DUBLIN (Reuters) - Northern Ireland temporarily suspended some post-Brexit checks at two ports on Monday after a local council withdrew staff over concerns for their safety and police said they planned to increase patrols at points of entry.
Many pro-British unionists fiercely oppose the new trade barriers introduced between Northern Ireland and the rest of the United Kingdom as part of the Northern Ireland protocol, a standalone deal for the region after Britain left the EU.
The council whose staff inspected goods at Larne Port said serious concerns around their safety were raised after a rise in "sinister and menacing behaviour" in recent weeks, including the appearance of graffiti describing port staff as "targets".
Northern Ireland First Minister Arlene Foster, whose Democratic Unionist Party (DUP) has been calling on London to seek to remove the new trade barriers, described the actions against the port staff as utterly reprehensible.
"I have to say to them to desist. If you are against the protocol, as all unionists are, the way to deal with this is through constitutional politics," Foster told Northern Ireland broadcaster UTV.
Northern Ireland's agriculture department said it had suspended physical inspections of products of animal origin at Belfast and Larne ports but said that documentary checks will continue to be carried out as usual.
Northern Irish police said they planned to increase patrols at ports and would meet with partner agencies to discuss the matter on Tuesday.
The British-run region remains deeply divided along sectarian lines even after a 1998 peace deal, with Catholic nationalists aspiring to unification with Ireland and Protestant unionists wanting to remain part of the UK.
A "blunder" by EU officials in briefly invoking and abruptly reversing emergency powers in the Northern Ireland protocol during a showdown with Britain over COVID-19 vaccines in recent days further angered unionists.
"The (British) government need to give a very clear signal that they will deal with the issues around the protocol.
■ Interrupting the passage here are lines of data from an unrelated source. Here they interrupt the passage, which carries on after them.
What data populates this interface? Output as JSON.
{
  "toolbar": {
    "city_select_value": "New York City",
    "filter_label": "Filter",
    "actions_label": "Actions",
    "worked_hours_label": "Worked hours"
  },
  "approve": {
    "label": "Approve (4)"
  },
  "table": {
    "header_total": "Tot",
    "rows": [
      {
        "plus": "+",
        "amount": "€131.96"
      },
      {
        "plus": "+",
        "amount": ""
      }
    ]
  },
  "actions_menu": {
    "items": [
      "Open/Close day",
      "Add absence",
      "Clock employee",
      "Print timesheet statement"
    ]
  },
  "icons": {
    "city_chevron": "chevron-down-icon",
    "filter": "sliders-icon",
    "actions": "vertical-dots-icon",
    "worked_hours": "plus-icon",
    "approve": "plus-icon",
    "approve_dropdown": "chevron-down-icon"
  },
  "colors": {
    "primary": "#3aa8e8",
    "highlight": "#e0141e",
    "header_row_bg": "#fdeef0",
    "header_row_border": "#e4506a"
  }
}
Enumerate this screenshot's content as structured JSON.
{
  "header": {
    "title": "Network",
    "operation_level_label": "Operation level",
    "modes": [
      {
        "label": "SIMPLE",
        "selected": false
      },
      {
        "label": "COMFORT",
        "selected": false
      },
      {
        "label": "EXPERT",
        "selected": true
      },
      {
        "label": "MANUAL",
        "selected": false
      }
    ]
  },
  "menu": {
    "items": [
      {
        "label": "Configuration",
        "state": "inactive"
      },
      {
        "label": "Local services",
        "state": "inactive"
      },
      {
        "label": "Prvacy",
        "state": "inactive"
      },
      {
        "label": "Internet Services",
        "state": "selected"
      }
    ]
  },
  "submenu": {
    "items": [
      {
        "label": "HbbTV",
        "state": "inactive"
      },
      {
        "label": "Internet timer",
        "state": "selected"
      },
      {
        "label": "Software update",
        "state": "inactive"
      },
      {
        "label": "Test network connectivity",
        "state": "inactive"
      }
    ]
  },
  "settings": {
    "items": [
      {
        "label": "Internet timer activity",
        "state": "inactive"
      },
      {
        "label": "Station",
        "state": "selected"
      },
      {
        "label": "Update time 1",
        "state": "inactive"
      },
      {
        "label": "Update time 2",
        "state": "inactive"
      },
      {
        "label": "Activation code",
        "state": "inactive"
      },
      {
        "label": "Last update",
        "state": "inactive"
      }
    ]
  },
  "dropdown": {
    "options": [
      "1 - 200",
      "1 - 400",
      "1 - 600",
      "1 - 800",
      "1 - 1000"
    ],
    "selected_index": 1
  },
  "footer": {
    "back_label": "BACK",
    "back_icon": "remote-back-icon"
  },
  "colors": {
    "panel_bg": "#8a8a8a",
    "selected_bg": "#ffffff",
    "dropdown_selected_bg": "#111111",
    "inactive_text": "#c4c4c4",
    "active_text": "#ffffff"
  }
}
It must be sorted quickly," Foster said.
(Reporting by Padraic Halpin, Editing by Rosalba O'Brien and Lincoln Feast.)